2. Rain and Snow Skin Care

Training in rain or snow? Try to dress in fabrics that dry quickly, such as synthetics. Stay away from cotton, especially cotton socks, which can trap moisture and blister the skin. If it’s chilly, make sure you quickly change into dry clothing post-workout.

3. Wind and Skin

When it’s cold and breezy, the wind can dry out your skin, reddening the surface and causing it to feel a lot like sunburn.

If you are heading out to run, ski, or snowshoe, try to cover exposed areas of skin. Moisturizing can also prevent the effects of this wind burn. And if you do get wind burn, apply lotion often to help your skin regain its moisture.

Did you know you can get a #sunburn on cloudy days? Protect yourself and apply sunscreen! Click To Tweet

4.  Other Essential Tips for Great Skin

  • Drink plenty of water to keep you and your skin well-hydrated.
  • Apply petroleum jelly or an anti-chafe lotion to areas where skin and clothing may rub together and cause irritation.
  • Hit the showers as soon as you’re done training. This helps clean off sweat, dirt, and grime and keep your pores refreshed.
dermatology

Dermatology

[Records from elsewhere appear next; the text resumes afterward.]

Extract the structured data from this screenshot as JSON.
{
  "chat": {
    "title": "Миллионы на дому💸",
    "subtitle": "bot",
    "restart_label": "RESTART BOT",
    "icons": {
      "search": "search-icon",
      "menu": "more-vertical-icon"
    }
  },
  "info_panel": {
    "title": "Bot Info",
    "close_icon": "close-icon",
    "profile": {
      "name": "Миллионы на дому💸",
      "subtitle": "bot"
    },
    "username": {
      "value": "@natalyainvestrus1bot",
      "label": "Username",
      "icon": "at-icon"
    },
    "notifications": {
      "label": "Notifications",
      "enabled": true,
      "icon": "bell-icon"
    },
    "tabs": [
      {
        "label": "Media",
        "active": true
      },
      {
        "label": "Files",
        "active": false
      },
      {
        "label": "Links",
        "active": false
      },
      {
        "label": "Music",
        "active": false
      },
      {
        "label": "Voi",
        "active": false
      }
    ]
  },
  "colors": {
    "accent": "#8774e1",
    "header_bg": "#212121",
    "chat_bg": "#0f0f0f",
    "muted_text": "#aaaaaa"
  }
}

The Department of Dermatology at UPMC diagnoses and treats all kinds of skin diseases and dermatologic conditions. The Department offers services and information in the areas of general dermatology, medical dermatology, pediatric dermatology, dermatologic surgery, dermatopathology, cutaneous oncology, and cosmetic dermatology. Read More